The combined KA-12 school enrollment is approximately 2,280. TAS abides by the Republic of China Foreign Schools Law, which requires all international schools to only admit students who hold non-ROC passports.


The thinker is located in the main Lobby, after stints at other locations on campus.

The Upper School offers 30 Advanced Placement (AP) courses.[3] Additionally, the school also offers 37 International Baccalaureate (IB) courses and IB diplomas.[4] Students are often given the chance to take AP and/or IB courses, starting from the 9th grade. In many cases, students can take both AP and IB classes, if school counselor approves.

The Lower school is pre-kindergarten to Grade 5, the Middle school is Grades 6-8, and the Upper school is Grades 9-12 which is a college preparatory program leading to a TAS U.S. high school diploma, Advanced Placement Capstone Diploma or an International Baccalaureate diploma. Almost 100 percent of TAS graduates continue their education at a college or university, the vast majority in the United States. TAS offers support services for mild learning needs.

Blue & GoldEdit

The "Blue & Gold" is the school newspaper of TAS. It is also a member of the National Scholastic Press Association (NSPA). Produced monthly, the newspaper is usually a 12-page broadsheet. Previously known as Paws, the Blue & Gold newspaper has won awards from the National Scholastic Press Association (NSPA). In 2012, the paper also announced an online website as well as a Facebook, Twitter, and Instagram account to further connect with readers.

Notable alumniEdit


Every year the school holds a food fair with dishes from various countries.[6]

Sports and organizationsEdit

  • Upper School sports teams and groups, whose mascot is the Tiger, compete with members of Interscholastic Association of Southeast Asian Schools (IASAS), as well as local international and Taiwanese schools, clubs, and universities.
  • Varsity teams include volleyball, association football, cross Country, rugby, basketball, golf, tennis, swimming, softball, badminton, and track and field teams.
  • Non-athletic groups participate in the annual Cultural Convention[7] with other IASAS schools including art, dance, drama, music, debate, and forensics (individual events).
  • Students participate in Model United Nations with students from IASAS and other regional schools. The school has also sent delegations to a variety of international conferences, including THIMUN, THIMUN Singapore, Berlin MUN (BERMUN), Harvard MUN (HMUN), Yale MUN (YMUN), Malaysia MUN (MYMUN), MUN Overseas Family School (MY-MUNOFS & MUNOFS), Shanghai American School MUN (SHASMUN), as well as conferences in Taiwan such as Hsinchu MUN (HSINMUN) and Taiwan MUN (TAIMUN). It also hosts its own conference, Taipei American School MUN (TASMUN), and participates regularly in Online MUN (O-MUN) debates.

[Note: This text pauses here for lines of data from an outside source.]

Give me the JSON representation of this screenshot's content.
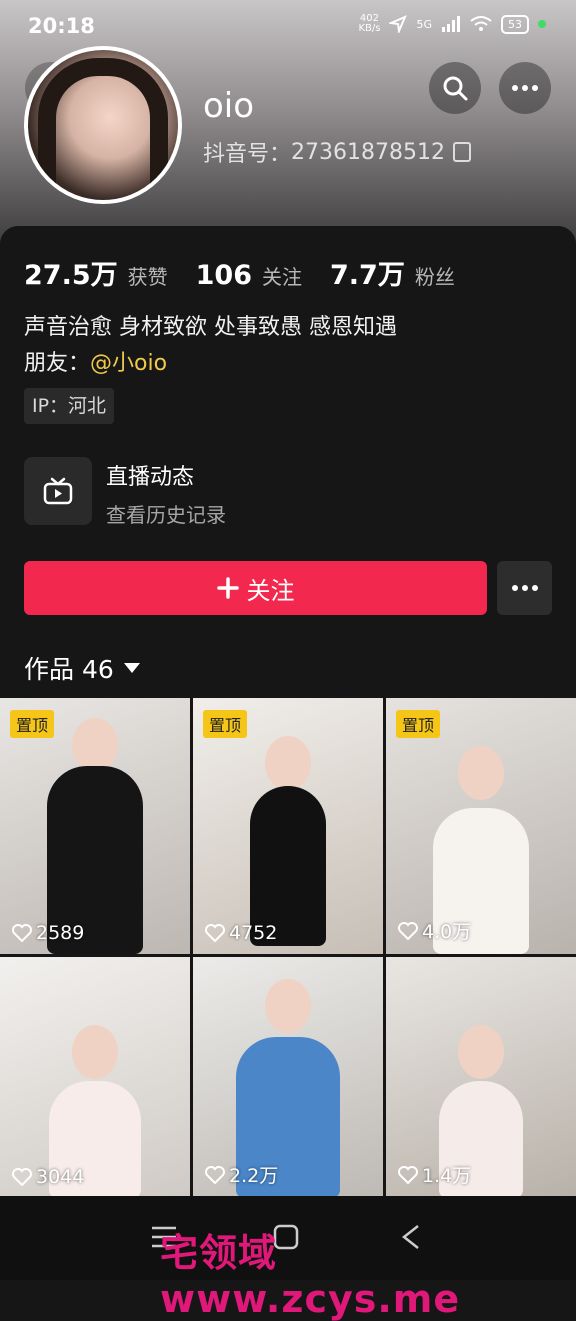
{
  "status_bar": {
    "time": "20:18",
    "net_speed_top": "402",
    "net_speed_unit": "KB/s",
    "signal": "5G",
    "battery": "53"
  },
  "profile": {
    "name": "oio",
    "id_label": "抖音号：",
    "id_value": "27361878512"
  },
  "stats": [
    {
      "value": "27.5万",
      "label": "获赞"
    },
    {
      "value": "106",
      "label": "关注"
    },
    {
      "value": "7.7万",
      "label": "粉丝"
    }
  ],
  "bio": {
    "line1": "声音治愈 身材致欲 处事致愚 感恩知遇",
    "friend_label": "朋友：",
    "friend_mention": "@小oio"
  },
  "ip": "IP：河北",
  "live": {
    "title": "直播动态",
    "subtitle": "查看历史记录"
  },
  "actions": {
    "follow_label": "关注"
  },
  "works": {
    "label": "作品 46"
  },
  "posts": [
    {
      "pinned": "置顶",
      "likes": "2589"
    },
    {
      "pinned": "置顶",
      "likes": "4752"
    },
    {
      "pinned": "置顶",
      "likes": "4.0万"
    },
    {
      "pinned": "",
      "likes": "3044"
    },
    {
      "pinned": "",
      "likes": "2.2万"
    },
    {
      "pinned": "",
      "likes": "1.4万"
    }
  ],
  "watermark": "宅领域 www.zcys.me",
  "colors": {
    "accent": "#f2284f",
    "mention": "#f0c94b",
    "pin": "#f5c518"
  }
}
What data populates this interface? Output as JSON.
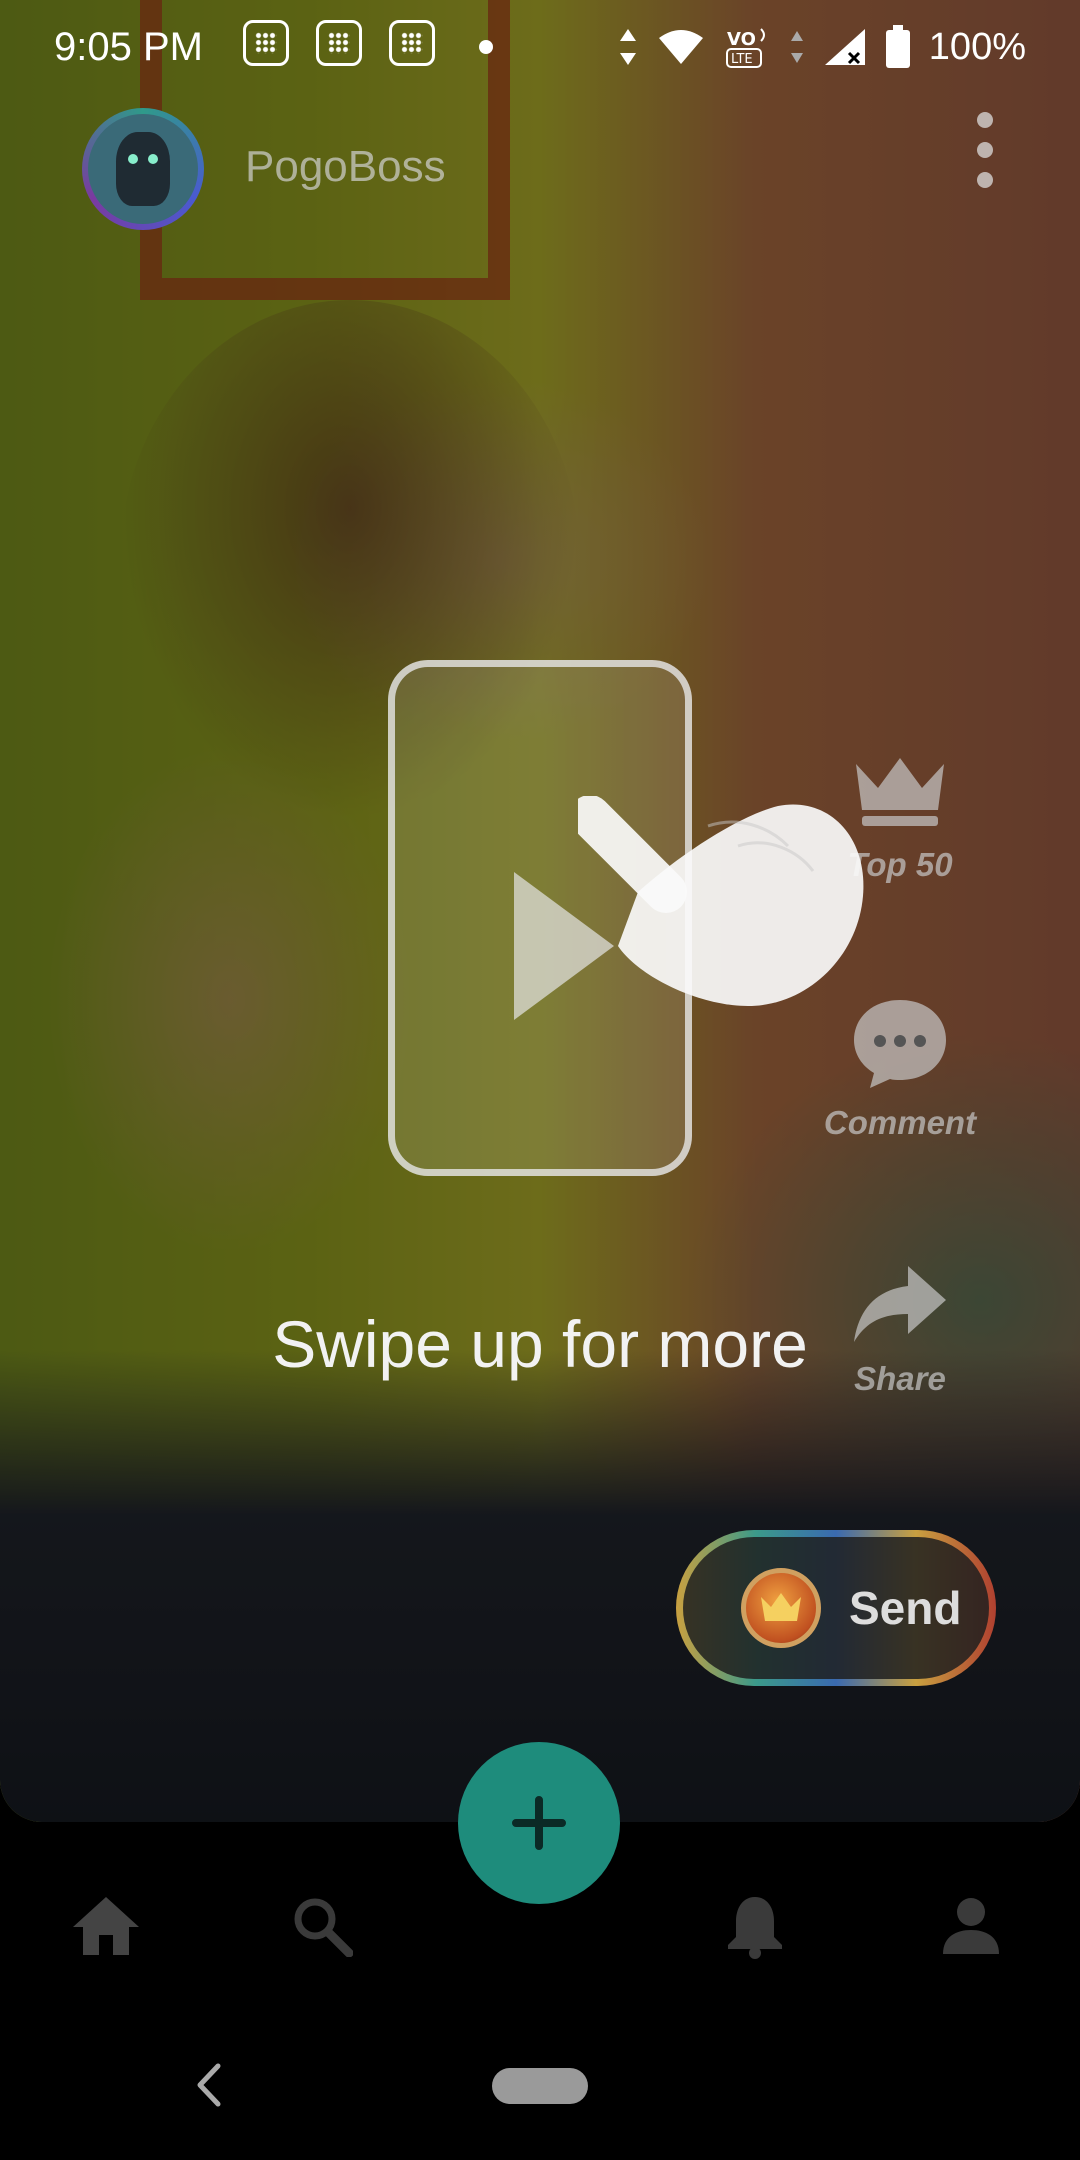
{
  "status_bar": {
    "time": "9:05 PM",
    "battery_text": "100%",
    "icons": [
      "notification-icon",
      "notification-icon",
      "notification-icon",
      "dot-icon",
      "data-arrows-icon",
      "wifi-icon",
      "volte-icon",
      "signal-icon",
      "battery-icon"
    ]
  },
  "header": {
    "username": "PogoBoss",
    "avatar_icon": "avatar",
    "menu_icon": "more-vert-icon"
  },
  "actions": {
    "top50_label": "Top 50",
    "comment_label": "Comment",
    "share_label": "Share"
  },
  "tutorial": {
    "text": "Swipe up for more",
    "icons": [
      "phone-frame-icon",
      "play-icon",
      "swipe-hand-icon"
    ]
  },
  "send_button": {
    "label": "Send",
    "icon": "crown-coin-icon"
  },
  "fab": {
    "icon": "plus-icon"
  },
  "bottom_nav": {
    "items": [
      {
        "name": "home",
        "icon": "home-icon",
        "active": true
      },
      {
        "name": "search",
        "icon": "search-icon",
        "active": false
      },
      {
        "name": "notifications",
        "icon": "bell-icon",
        "active": false
      },
      {
        "name": "profile",
        "icon": "person-icon",
        "active": false
      }
    ]
  },
  "colors": {
    "accent": "#1e8c7c",
    "nav_background": "#000000",
    "inactive_icon": "#3a3a3a"
  }
}
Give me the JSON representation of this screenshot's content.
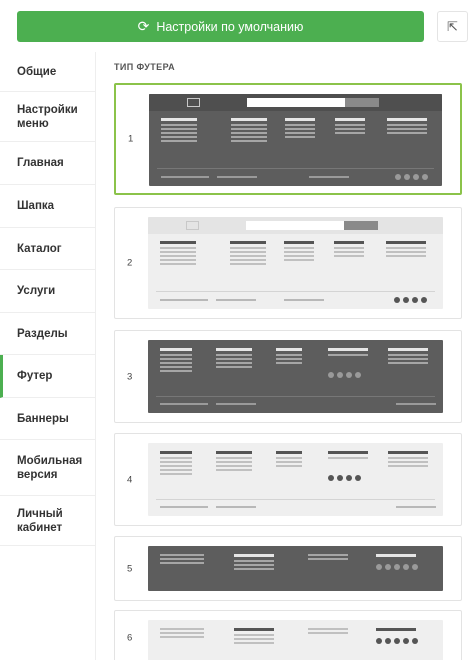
{
  "toolbar": {
    "reset_label": "Настройки по умолчанию",
    "reset_icon": "refresh-icon",
    "share_icon": "share-icon",
    "accent_color": "#4caf50"
  },
  "sidebar": {
    "items": [
      {
        "label": "Общие"
      },
      {
        "label": "Настройки меню"
      },
      {
        "label": "Главная"
      },
      {
        "label": "Шапка"
      },
      {
        "label": "Каталог"
      },
      {
        "label": "Услуги"
      },
      {
        "label": "Разделы"
      },
      {
        "label": "Футер",
        "active": true
      },
      {
        "label": "Баннеры"
      },
      {
        "label": "Мобильная версия"
      },
      {
        "label": "Личный кабинет"
      }
    ]
  },
  "main": {
    "section_title": "ТИП ФУТЕРА",
    "selected_option": "1",
    "options": [
      {
        "number": "1",
        "theme": "dark"
      },
      {
        "number": "2",
        "theme": "light"
      },
      {
        "number": "3",
        "theme": "dark"
      },
      {
        "number": "4",
        "theme": "light"
      },
      {
        "number": "5",
        "theme": "dark"
      },
      {
        "number": "6",
        "theme": "light"
      }
    ]
  }
}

TAS participates in competitive sports and cultural exchanges with the following Southeast Asian international schools:

See alsoEdit


  1. ^ "Student Learning Results - Taipei American School". Retrieved 2019-04-17.
  2. ^ "A History of Taipei American School".
  3. ^ "AP Programs - Taipei American School". Retrieved 2020-11-20.
  4. ^ "IB Diploma - Taipei American School". Retrieved 2020-11-20.
  5. ^ a b "After prom, TAS students pack their bags for the US - Taipei Times". Retrieved 12 January 2017.
  6. ^ Ter, Dana (2015-10-23). "Eating the world in Tianmu". Taipei Times. p. 12. Retrieved 2021-04-06. CS1 maint: discouraged parameter (link)
  7. ^ "Cultural Conventions –". Retrieved 2020-11-20.
  8. ^ "Archived copy". Archived from the original on 2006-10-18. Retrieved 2007-02-24.CS1 maint: archived copy as title (link)
  9. ^ " – ISB ISKL ISM JIS SAS TAS". Retrieved 2020-11-20.

External linksEdit